Given the name, it’s not surprising the Focus Active-rivalling SUV is based on the Ceed family hatchback. However, unlike Ford with the Focus Active or Škoda with the Octavia Scout or even Volvo with its V40 Cross Country models, Kia believes the segment is worth the additional investment to give provide drivers with car that goes beyond raised suspension and plastic cladding. The only body panels the XCeed shares with the Ceed are the front doors. The XCeed is longer, taller and wider than the Ceed, and, just look at the pictures, a whole lot more interesting. Possibly even more exciting.
The styling changes go as far as to include new LED front headlights, standard across the line-up, and new tail-lights too. The additional length means there’s more room in the boot (426 litres) than the hatch, but less than either the Proceed or the Ceed estate.
The raised suspension with softer springs also means there’s greater ground clearance, up 44mm, over the regular Ceed hatch. This, plus some additional tech to improve ride comfort over potholes and uneven ground, including hydraulic bump-stops, mean the XCeed will navigate tougher terrain far better than it’s sibling cars.
However, Kia hasn’t opted to change the car’s drive system, so power still goes through the front wheels and there isn’t even a clever traction-control system for added off-road grip, so don’t be fooled by the looks. In snow or slippery grass the XCeed will have no more traction than the rest of the Ceed range.
The revisions to the suspension work well. The XCeed’s ride comfort is impressive in the class. It’s particularly good at absorbing road imperfections from potholes and speedbumps without noise or fuss in terms of kick-back through the steering.
Oddly, Kia claims there’s no more body roll than the rest of the Ceed range, despite 7% softer springs at the front and 4% softer at the rear. The XCeed is not a sporty car and feels more inclined to lean on a twisty b-road. For the rest of the time, be that motorway or town driving, the car is XCeed-ingly (sorry, not sorry) comfortable.
The steering is light and not particularly blessed with driver feedback, but turn-in is reassuringly immediate and the car is easy to position accurately on the road.

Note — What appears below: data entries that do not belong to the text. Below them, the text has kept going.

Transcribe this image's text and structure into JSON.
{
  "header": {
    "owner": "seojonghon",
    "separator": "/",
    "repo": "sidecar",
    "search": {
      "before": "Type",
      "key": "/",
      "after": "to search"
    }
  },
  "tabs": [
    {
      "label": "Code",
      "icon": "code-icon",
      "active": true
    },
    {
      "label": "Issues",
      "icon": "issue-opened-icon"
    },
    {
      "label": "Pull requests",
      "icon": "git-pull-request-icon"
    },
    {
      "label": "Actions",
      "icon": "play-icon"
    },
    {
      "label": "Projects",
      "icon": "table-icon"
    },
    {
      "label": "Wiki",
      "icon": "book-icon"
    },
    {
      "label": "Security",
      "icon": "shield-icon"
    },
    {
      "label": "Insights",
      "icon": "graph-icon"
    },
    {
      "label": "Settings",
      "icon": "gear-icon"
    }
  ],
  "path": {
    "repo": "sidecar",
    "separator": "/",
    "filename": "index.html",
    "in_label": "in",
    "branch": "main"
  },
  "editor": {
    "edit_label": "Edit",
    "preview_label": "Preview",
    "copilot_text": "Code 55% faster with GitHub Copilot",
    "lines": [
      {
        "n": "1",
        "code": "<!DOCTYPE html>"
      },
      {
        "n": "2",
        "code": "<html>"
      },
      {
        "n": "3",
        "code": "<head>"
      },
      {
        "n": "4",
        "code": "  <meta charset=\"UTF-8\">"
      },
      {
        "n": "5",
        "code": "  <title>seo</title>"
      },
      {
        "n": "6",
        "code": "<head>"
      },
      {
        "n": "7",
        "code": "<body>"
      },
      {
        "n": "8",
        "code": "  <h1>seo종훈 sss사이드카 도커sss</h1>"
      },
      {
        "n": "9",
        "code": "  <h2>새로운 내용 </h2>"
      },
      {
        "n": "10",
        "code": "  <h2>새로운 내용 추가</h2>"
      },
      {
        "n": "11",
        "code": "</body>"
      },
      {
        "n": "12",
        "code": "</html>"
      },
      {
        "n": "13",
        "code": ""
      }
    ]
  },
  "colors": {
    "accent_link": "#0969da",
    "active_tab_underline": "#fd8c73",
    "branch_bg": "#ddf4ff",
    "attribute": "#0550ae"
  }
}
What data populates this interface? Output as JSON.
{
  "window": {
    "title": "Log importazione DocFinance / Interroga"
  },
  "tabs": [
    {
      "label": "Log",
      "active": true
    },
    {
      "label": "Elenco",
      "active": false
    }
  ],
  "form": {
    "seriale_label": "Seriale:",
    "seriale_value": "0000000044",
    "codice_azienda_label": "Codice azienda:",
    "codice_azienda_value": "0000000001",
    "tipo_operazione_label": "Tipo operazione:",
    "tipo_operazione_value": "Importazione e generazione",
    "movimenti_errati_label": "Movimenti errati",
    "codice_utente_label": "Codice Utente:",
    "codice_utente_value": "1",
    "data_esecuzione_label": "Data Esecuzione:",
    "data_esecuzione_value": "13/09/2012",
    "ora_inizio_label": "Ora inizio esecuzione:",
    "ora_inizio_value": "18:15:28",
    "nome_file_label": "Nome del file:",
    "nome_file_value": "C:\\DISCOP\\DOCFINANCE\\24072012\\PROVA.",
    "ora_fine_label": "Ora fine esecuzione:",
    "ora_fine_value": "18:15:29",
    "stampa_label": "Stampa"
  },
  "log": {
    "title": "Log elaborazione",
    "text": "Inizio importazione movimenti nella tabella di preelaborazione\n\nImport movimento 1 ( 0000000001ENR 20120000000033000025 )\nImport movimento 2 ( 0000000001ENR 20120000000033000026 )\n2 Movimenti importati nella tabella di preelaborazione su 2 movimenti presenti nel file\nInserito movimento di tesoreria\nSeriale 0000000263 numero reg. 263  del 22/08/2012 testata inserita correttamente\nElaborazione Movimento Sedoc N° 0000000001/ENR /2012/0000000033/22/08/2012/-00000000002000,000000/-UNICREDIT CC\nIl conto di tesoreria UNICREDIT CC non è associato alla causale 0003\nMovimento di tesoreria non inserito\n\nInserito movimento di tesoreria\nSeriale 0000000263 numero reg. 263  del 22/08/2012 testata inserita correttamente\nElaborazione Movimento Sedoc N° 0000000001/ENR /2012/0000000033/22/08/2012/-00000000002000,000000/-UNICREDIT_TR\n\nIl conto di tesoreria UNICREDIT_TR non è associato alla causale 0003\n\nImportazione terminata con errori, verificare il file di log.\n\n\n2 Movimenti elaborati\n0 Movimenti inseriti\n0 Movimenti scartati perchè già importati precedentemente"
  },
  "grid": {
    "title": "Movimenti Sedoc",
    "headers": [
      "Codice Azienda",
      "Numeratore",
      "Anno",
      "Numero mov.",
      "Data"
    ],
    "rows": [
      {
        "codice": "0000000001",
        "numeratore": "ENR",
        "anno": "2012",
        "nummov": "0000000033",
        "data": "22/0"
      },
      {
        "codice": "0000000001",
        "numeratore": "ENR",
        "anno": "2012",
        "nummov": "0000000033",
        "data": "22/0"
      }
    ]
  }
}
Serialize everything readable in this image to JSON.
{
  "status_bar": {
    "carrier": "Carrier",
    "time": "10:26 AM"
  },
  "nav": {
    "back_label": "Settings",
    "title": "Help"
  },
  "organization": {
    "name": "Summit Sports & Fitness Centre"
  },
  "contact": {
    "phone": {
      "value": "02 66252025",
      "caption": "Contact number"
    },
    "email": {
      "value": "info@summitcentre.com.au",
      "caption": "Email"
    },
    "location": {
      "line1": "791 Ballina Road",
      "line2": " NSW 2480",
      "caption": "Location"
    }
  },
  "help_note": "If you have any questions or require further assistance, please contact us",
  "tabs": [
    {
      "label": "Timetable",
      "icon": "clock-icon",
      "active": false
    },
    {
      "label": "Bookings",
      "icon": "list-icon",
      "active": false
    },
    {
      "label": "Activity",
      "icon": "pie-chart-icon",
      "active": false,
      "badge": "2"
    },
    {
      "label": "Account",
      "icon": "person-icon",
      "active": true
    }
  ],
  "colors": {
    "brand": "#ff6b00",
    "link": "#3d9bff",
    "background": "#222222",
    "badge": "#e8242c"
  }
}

Power comes from a range of two petrol engines (118hp 1.0-litre, 138hp 1.4-litre) and a 1.6 diesel in two power outputs (114hp and 136hp). In the UK, only the 1.4-litre will be available with an auto, a smooth-shifting and predictable seven-speed double-clutch item. The manual is light and accurate with a well-balanced clutch.
Inside the XCeed, Kia has added a new infotainment and satnav system with connected car technology plus a new digital dashboard.
Overall, the new looks, revised suspension and additional tech mean the XCeed gives Kia a much more appealing hatchback than the more staid-looking hatchback on which it’s based. And it’s no surprise that Kia expects the XCeed to outsell the rest of the Ceed family combined.
Stat attack: Kia XCeed 1.4 T-GDI First Edition
Price: £20,795 for the range, £28,095 for the above spec
Engine: 1.4-litre, turbocharged four-cylinder petrol
Power/torque: 140PS (138bhp) at 6,000rpm/242Nm (178lb ft) at 1,500-3,200rpm